If Neuhaus impressed in helping Fortuna Düsseldorf to promotion from Bundesliga 2 in 2017/18, he confirmed that potential and more when he returned to Borussia Mönchengladbach - who signed him from 1860 Munich in 2017 - at the end of his loan with the Foals' neighbours.
Only Thorgan Hazard and Alassane Plea were involved in more of Gladbach's league goals than Neuhaus, who - with three strikes and eight assists - did not trail Müller (six goals, nine assists) by all that much given the Bayern man's status as a global great of the game.
On the evidence of Gladbach's post-season trip to China, Neuhaus may soon catch up. The 22-year-old was presented with flowers by an adoring fan and even showered with marriage proposals. For now, though, the midfielder is - like Müller - staying faithful to his club.

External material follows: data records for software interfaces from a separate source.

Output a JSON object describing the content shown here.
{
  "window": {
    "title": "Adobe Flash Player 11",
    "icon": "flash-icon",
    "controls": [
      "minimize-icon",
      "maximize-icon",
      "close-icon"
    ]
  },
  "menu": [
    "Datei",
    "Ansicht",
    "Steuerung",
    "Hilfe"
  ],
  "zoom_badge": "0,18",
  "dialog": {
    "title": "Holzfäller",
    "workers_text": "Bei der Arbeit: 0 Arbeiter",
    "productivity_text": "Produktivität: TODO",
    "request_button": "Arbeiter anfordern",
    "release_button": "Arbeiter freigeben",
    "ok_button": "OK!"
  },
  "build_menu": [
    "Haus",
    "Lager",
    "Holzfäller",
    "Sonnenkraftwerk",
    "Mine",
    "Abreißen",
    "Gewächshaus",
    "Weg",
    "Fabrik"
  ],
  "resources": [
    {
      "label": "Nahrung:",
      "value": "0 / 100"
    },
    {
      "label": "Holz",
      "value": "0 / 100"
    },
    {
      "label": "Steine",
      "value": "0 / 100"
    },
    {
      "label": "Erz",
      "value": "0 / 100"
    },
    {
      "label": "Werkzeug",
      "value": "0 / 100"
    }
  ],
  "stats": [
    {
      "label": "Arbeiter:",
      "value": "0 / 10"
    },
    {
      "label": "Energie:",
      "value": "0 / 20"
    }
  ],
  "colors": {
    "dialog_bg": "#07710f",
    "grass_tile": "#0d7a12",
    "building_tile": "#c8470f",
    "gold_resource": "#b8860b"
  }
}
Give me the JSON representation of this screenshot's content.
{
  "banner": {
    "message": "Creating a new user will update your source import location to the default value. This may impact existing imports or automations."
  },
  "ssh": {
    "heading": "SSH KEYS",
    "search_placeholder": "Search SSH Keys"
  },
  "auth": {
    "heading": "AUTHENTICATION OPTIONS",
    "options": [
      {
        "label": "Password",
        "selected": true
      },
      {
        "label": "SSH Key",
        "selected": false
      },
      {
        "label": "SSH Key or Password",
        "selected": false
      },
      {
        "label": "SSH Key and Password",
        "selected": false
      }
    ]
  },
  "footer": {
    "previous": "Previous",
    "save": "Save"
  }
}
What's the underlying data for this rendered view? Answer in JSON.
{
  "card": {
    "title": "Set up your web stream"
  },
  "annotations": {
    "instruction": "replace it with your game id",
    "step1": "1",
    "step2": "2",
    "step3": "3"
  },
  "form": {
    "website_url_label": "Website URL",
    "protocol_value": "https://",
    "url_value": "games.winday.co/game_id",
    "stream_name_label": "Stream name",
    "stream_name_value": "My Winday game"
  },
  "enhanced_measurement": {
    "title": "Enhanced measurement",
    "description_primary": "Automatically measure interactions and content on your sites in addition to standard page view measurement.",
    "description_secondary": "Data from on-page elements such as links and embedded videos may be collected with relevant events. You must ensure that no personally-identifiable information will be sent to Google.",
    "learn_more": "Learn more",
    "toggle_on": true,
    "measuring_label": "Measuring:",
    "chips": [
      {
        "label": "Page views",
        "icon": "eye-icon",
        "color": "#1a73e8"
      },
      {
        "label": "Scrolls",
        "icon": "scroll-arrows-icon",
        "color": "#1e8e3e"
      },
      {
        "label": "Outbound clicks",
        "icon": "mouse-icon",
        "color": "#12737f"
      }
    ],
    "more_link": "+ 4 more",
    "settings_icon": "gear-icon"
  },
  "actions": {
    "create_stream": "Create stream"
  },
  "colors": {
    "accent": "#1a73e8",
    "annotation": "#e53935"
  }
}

"Everything has gone ridiculously fast, but I'm just enjoying playing at Borussia," he explained before revealing the ethos that has taken him this far and will propel him still further. "I always want to improve."
Forward: Lukas Nmecha - the next Marco Reus?
Nmecha was a surprise inclusion in the squad having only made his debut in late March, and the Manchester City youngster had more caps for England's U21 side than Germany's when the 23-man list was announced.
But the tournament is likely to show why Kuntz was so keen to bring the Hamburg-born talent, who was raised in England by his Nigerian parents, into his plans.
A forward with an eye for goal who also has the pace and trickery to play out wide - just like Reus - the 20-year-old was sent on loan to Preston North End last season as Pep Guardiola grooms him for the step up to the City first team with whom he has already trained regularly.
He even scored for them against Bayern in the International Champions Cup last summer, and has been honing his game alongside the likes of world-class forwards Sergio Aguero and Gabriel Jesus.
"Most of their advice comes from training, watching what they are doing," said Nmecha, who took his own advice when it came to switching international allegiance.
"I chose Germany, where I was born, I've been thinking a long time about what I really want, that was the right decision, and it's final."